One of Iran’s main interests in Afghanistan is to maintain access to Afghan markets (especially now that it is subject to US sanctions), as well as concerns about drug trafficking in Iran due to the easy access to Iranian-Afghan border. Due to the improved security situation in the area. Iran is a key trading partner of Afghanistan, and Kabul could benefit from greater ties with Iran and increased trade. In this context, US sanctions on Iran could also play a negative role in Afghanistan. Access to Iran’s ports, trains and roads could benefit the Afghan economy and reduce its dependence on Central Asia and Pakistan (with which Kabul has strained relations) due to its landlocked nature Iran also offers many opportunities to meet Afghanistan’s energy needs. For these reasons, Iran would prefer a stable government in Kabul, and the Afghan government would like to strengthen its ties with Iran. According to recent reports, China and Iran are close to signing a trade and military agreement. The agreement would increase Chinese investment in ties and other projects in Iran, which could lead to a Chinese military presence in the region following the withdrawal of US troops. This situation could enhance Iran’s role in Afghanistan through connectivity projects, trade and improved border management, as well as access to Afghanistan through the use of Pakistani and Iranian ports, as a source of such Pak-Iran-China alliance. The center of which is Afghanistan. Given the current state of US-China relations and US-Iran relations, such a situation is not entirely out of the question in the event of a US withdrawal. The United States and Saudi Arabia (and possibly India) will be concerned about the growing existence of the Sino-Iranian alliance and will certainly face growing opposition from these countries. In the coming days, Iran is likely to wait for the withdrawal of US troops from Afghanistan without further straining relations with the United States. At the moment, Iran is deeply affected by the crisis caused by COVID-19, and is unlikely to take any steps that would call for retaliation by the United States In the event of further deterioration in Iran-US relations, Iran has the potential to attack US forces through pro-Iranian Taliban factions in Afghanistan or through its proxy militias. Soleimani predecessor, Esmail Qaani has extensive experience and expertise in operations in Afghanistan through the Quds Force of the Islamic Revolutionary Guard Corps. This is possible due to the geographical proximity and easy borders with Afghanistan, and in this regard Iran could possibly get the help of Russia.
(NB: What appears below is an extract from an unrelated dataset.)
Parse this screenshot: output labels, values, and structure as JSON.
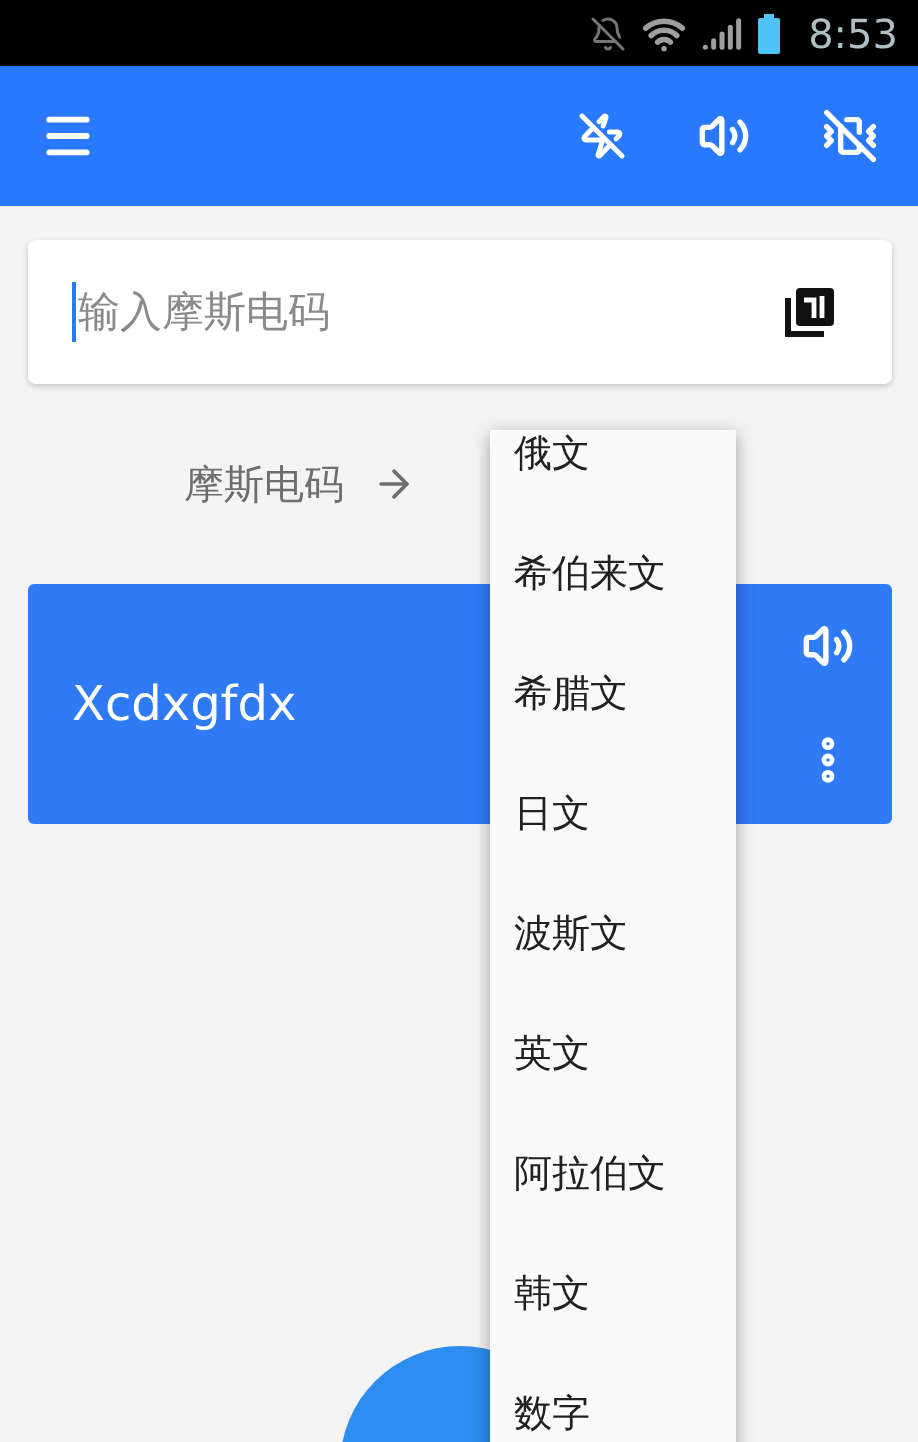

Tehran will try to influence Afghanistan’s outcome in order to position itself as stronger than its rivals in the United States and the Gulf. As long as Afghanistan continues to exist as an Islamic republic, Iran’s thinking in this regard will be balanced and beneficial. However, if (from Tehran’s point of view) an aggressive situation arises in Kabul, then could launch a balance campaign so that its rivals remain engaged on the eastern borders. With regard to the various roles on the Afghan landscape, Iran’s role ultimately depends on the nature of its needs and threats. Therefore, Iran’s post-US withdrawal is not the only strategy for Afghanistan, but a multi-faceted strategy in which to maintain the status quo and relations with the parties concerned, as well as the failure of peace talks and the Taliban, It also includes the preparation to seize power by force. Whatever the outcome of the Afghan peace process, Iran appears poised to protect its interests in Afghanistan.